━━━━━ Data ━━━━━

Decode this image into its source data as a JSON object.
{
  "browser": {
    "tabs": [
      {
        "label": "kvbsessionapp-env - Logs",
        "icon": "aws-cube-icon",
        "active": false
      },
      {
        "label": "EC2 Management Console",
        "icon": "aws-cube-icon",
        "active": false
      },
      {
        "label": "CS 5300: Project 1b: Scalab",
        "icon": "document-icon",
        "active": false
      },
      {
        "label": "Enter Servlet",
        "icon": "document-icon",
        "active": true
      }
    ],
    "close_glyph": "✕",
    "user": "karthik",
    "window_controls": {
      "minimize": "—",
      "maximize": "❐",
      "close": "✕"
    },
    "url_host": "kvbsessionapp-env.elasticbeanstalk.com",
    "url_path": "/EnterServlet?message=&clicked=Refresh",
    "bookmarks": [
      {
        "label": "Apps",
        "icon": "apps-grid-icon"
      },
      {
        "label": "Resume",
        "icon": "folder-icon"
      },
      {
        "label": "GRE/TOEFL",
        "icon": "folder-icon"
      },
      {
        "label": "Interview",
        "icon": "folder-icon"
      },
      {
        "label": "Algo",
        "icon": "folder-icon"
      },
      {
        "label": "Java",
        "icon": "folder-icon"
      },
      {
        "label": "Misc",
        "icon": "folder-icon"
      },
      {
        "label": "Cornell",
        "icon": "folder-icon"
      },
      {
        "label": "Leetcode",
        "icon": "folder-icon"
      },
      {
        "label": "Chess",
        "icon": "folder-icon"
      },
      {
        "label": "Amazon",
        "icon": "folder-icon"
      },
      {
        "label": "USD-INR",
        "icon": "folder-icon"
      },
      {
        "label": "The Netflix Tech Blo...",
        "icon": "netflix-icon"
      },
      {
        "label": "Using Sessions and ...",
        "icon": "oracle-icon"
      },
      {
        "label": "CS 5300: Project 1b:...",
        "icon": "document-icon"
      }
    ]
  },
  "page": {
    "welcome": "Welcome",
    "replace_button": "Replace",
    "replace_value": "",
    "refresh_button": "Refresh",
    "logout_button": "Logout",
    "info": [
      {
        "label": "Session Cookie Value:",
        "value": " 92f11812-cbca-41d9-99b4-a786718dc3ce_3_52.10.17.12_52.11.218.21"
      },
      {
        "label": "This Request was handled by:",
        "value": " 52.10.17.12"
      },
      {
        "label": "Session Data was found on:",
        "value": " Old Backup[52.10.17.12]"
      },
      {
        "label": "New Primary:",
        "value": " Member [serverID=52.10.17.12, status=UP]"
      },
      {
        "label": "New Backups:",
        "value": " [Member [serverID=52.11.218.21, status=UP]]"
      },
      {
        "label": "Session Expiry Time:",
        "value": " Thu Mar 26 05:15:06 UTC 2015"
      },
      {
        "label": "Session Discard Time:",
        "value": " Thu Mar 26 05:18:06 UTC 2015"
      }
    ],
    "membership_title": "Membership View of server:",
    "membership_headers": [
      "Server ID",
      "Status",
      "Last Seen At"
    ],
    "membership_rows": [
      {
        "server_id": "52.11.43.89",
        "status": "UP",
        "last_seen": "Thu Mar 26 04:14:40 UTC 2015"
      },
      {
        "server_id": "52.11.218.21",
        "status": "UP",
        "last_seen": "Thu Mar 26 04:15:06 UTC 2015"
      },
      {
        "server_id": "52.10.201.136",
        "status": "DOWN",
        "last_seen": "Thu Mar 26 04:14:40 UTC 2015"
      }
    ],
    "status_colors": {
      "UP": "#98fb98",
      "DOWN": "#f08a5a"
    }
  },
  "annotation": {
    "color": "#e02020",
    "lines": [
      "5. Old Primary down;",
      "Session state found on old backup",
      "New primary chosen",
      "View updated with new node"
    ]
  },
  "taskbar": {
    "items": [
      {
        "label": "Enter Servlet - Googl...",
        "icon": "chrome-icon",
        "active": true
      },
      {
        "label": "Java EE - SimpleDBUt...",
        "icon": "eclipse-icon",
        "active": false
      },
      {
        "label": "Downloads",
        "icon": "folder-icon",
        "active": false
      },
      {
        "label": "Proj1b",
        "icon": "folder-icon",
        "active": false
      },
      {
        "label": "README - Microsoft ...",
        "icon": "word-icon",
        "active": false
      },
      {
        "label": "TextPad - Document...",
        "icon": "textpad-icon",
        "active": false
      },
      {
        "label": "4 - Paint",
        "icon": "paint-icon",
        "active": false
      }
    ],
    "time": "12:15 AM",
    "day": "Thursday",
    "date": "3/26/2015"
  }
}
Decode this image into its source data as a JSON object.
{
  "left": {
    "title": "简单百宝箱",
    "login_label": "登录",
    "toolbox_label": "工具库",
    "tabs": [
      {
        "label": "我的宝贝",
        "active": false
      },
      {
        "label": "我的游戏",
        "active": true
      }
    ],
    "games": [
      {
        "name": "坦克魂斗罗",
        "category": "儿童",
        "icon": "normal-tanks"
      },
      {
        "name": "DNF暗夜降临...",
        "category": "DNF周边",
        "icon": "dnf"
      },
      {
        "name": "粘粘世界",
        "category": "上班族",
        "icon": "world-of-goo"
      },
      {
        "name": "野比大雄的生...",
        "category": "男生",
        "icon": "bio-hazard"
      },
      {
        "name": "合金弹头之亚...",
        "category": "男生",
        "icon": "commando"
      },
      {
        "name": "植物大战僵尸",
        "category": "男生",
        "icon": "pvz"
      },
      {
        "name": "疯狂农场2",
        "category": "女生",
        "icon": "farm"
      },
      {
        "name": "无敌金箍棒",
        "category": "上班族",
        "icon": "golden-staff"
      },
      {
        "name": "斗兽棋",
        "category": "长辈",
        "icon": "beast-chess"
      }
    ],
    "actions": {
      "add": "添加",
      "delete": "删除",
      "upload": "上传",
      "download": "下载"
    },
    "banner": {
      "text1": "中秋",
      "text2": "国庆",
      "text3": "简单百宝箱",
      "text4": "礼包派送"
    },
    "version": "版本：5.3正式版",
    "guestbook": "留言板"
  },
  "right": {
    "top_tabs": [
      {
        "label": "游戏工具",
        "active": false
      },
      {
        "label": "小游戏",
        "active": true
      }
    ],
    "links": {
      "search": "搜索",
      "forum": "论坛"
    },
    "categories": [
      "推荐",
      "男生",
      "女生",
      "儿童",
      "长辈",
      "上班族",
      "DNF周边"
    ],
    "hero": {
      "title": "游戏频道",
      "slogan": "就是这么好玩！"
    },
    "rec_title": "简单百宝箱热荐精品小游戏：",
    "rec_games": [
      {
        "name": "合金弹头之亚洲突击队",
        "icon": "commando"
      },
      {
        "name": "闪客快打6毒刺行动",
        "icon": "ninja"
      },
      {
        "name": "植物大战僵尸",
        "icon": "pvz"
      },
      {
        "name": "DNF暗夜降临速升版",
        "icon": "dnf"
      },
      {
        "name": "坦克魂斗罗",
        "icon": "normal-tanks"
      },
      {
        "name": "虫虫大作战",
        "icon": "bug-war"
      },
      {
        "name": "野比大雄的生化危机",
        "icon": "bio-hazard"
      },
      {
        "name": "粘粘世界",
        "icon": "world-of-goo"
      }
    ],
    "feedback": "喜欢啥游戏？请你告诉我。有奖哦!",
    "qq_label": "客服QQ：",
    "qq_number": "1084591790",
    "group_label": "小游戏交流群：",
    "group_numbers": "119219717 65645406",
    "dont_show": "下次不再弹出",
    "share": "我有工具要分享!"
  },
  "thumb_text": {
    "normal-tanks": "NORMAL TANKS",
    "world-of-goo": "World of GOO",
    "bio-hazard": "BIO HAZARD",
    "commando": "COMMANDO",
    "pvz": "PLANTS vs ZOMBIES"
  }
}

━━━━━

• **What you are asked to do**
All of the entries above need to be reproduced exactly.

• **Written solution**
Decode this image into its source data as a JSON object.
{
  "browser": {
    "tabs": [
      {
        "label": "kvbsessionapp-env - Logs",
        "icon": "aws-cube-icon",
        "active": false
      },
      {
        "label": "EC2 Management Console",
        "icon": "aws-cube-icon",
        "active": false
      },
      {
        "label": "CS 5300: Project 1b: Scalab",
        "icon": "document-icon",
        "active": false
      },
      {
        "label": "Enter Servlet",
        "icon": "document-icon",
        "active": true
      }
    ],
    "close_glyph": "✕",
    "user": "karthik",
    "window_controls": {
      "minimize": "—",
      "maximize": "❐",
      "close": "✕"
    },
    "url_host": "kvbsessionapp-env.elasticbeanstalk.com",
    "url_path": "/EnterServlet?message=&clicked=Refresh",
    "bookmarks": [
      {
        "label": "Apps",
        "icon": "apps-grid-icon"
      },
      {
        "label": "Resume",
        "icon": "folder-icon"
      },
      {
        "label": "GRE/TOEFL",
        "icon": "folder-icon"
      },
      {
        "label": "Interview",
        "icon": "folder-icon"
      },
      {
        "label": "Algo",
        "icon": "folder-icon"
      },
      {
        "label": "Java",
        "icon": "folder-icon"
      },
      {
        "label": "Misc",
        "icon": "folder-icon"
      },
      {
        "label": "Cornell",
        "icon": "folder-icon"
      },
      {
        "label": "Leetcode",
        "icon": "folder-icon"
      },
      {
        "label": "Chess",
        "icon": "folder-icon"
      },
      {
        "label": "Amazon",
        "icon": "folder-icon"
      },
      {
        "label": "USD-INR",
        "icon": "folder-icon"
      },
      {
        "label": "The Netflix Tech Blo...",
        "icon": "netflix-icon"
      },
      {
        "label": "Using Sessions and ...",
        "icon": "oracle-icon"
      },
      {
        "label": "CS 5300: Project 1b:...",
        "icon": "document-icon"
      }
    ]
  },
  "page": {
    "welcome": "Welcome",
    "replace_button": "Replace",
    "replace_value": "",
    "refresh_button": "Refresh",
    "logout_button": "Logout",
    "info": [
      {
        "label": "Session Cookie Value:",
        "value": " 92f11812-cbca-41d9-99b4-a786718dc3ce_3_52.10.17.12_52.11.218.21"
      },
      {
        "label": "This Request was handled by:",
        "value": " 52.10.17.12"
      },
      {
        "label": "Session Data was found on:",
        "value": " Old Backup[52.10.17.12]"
      },
      {
        "label": "New Primary:",
        "value": " Member [serverID=52.10.17.12, status=UP]"
      },
      {
        "label": "New Backups:",
        "value": " [Member [serverID=52.11.218.21, status=UP]]"
      },
      {
        "label": "Session Expiry Time:",
        "value": " Thu Mar 26 05:15:06 UTC 2015"
      },
      {
        "label": "Session Discard Time:",
        "value": " Thu Mar 26 05:18:06 UTC 2015"
      }
    ],
    "membership_title": "Membership View of server:",
    "membership_headers": [
      "Server ID",
      "Status",
      "Last Seen At"
    ],
    "membership_rows": [
      {
        "server_id": "52.11.43.89",
        "status": "UP",
        "last_seen": "Thu Mar 26 04:14:40 UTC 2015"
      },
      {
        "server_id": "52.11.218.21",
        "status": "UP",
        "last_seen": "Thu Mar 26 04:15:06 UTC 2015"
      },
      {
        "server_id": "52.10.201.136",
        "status": "DOWN",
        "last_seen": "Thu Mar 26 04:14:40 UTC 2015"
      }
    ],
    "status_colors": {
      "UP": "#98fb98",
      "DOWN": "#f08a5a"
    }
  },
  "annotation": {
    "color": "#e02020",
    "lines": [
      "5. Old Primary down;",
      "Session state found on old backup",
      "New primary chosen",
      "View updated with new node"
    ]
  },
  "taskbar": {
    "items": [
      {
        "label": "Enter Servlet - Googl...",
        "icon": "chrome-icon",
        "active": true
      },
      {
        "label": "Java EE - SimpleDBUt...",
        "icon": "eclipse-icon",
        "active": false
      },
      {
        "label": "Downloads",
        "icon": "folder-icon",
        "active": false
      },
      {
        "label": "Proj1b",
        "icon": "folder-icon",
        "active": false
      },
      {
        "label": "README - Microsoft ...",
        "icon": "word-icon",
        "active": false
      },
      {
        "label": "TextPad - Document...",
        "icon": "textpad-icon",
        "active": false
      },
      {
        "label": "4 - Paint",
        "icon": "paint-icon",
        "active": false
      }
    ],
    "time": "12:15 AM",
    "day": "Thursday",
    "date": "3/26/2015"
  }
}
Decode this image into its source data as a JSON object.
{
  "left": {
    "title": "简单百宝箱",
    "login_label": "登录",
    "toolbox_label": "工具库",
    "tabs": [
      {
        "label": "我的宝贝",
        "active": false
      },
      {
        "label": "我的游戏",
        "active": true
      }
    ],
    "games": [
      {
        "name": "坦克魂斗罗",
        "category": "儿童",
        "icon": "normal-tanks"
      },
      {
        "name": "DNF暗夜降临...",
        "category": "DNF周边",
        "icon": "dnf"
      },
      {
        "name": "粘粘世界",
        "category": "上班族",
        "icon": "world-of-goo"
      },
      {
        "name": "野比大雄的生...",
        "category": "男生",
        "icon": "bio-hazard"
      },
      {
        "name": "合金弹头之亚...",
        "category": "男生",
        "icon": "commando"
      },
      {
        "name": "植物大战僵尸",
        "category": "男生",
        "icon": "pvz"
      },
      {
        "name": "疯狂农场2",
        "category": "女生",
        "icon": "farm"
      },
      {
        "name": "无敌金箍棒",
        "category": "上班族",
        "icon": "golden-staff"
      },
      {
        "name": "斗兽棋",
        "category": "长辈",
        "icon": "beast-chess"
      }
    ],
    "actions": {
      "add": "添加",
      "delete": "删除",
      "upload": "上传",
      "download": "下载"
    },
    "banner": {
      "text1": "中秋",
      "text2": "国庆",
      "text3": "简单百宝箱",
      "text4": "礼包派送"
    },
    "version": "版本：5.3正式版",
    "guestbook": "留言板"
  },
  "right": {
    "top_tabs": [
      {
        "label": "游戏工具",
        "active": false
      },
      {
        "label": "小游戏",
        "active": true
      }
    ],
    "links": {
      "search": "搜索",
      "forum": "论坛"
    },
    "categories": [
      "推荐",
      "男生",
      "女生",
      "儿童",
      "长辈",
      "上班族",
      "DNF周边"
    ],
    "hero": {
      "title": "游戏频道",
      "slogan": "就是这么好玩！"
    },
    "rec_title": "简单百宝箱热荐精品小游戏：",
    "rec_games": [
      {
        "name": "合金弹头之亚洲突击队",
        "icon": "commando"
      },
      {
        "name": "闪客快打6毒刺行动",
        "icon": "ninja"
      },
      {
        "name": "植物大战僵尸",
        "icon": "pvz"
      },
      {
        "name": "DNF暗夜降临速升版",
        "icon": "dnf"
      },
      {
        "name": "坦克魂斗罗",
        "icon": "normal-tanks"
      },
      {
        "name": "虫虫大作战",
        "icon": "bug-war"
      },
      {
        "name": "野比大雄的生化危机",
        "icon": "bio-hazard"
      },
      {
        "name": "粘粘世界",
        "icon": "world-of-goo"
      }
    ],
    "feedback": "喜欢啥游戏？请你告诉我。有奖哦!",
    "qq_label": "客服QQ：",
    "qq_number": "1084591790",
    "group_label": "小游戏交流群：",
    "group_numbers": "119219717 65645406",
    "dont_show": "下次不再弹出",
    "share": "我有工具要分享!"
  },
  "thumb_text": {
    "normal-tanks": "NORMAL TANKS",
    "world-of-goo": "World of GOO",
    "bio-hazard": "BIO HAZARD",
    "commando": "COMMANDO",
    "pvz": "PLANTS vs ZOMBIES"
  }
}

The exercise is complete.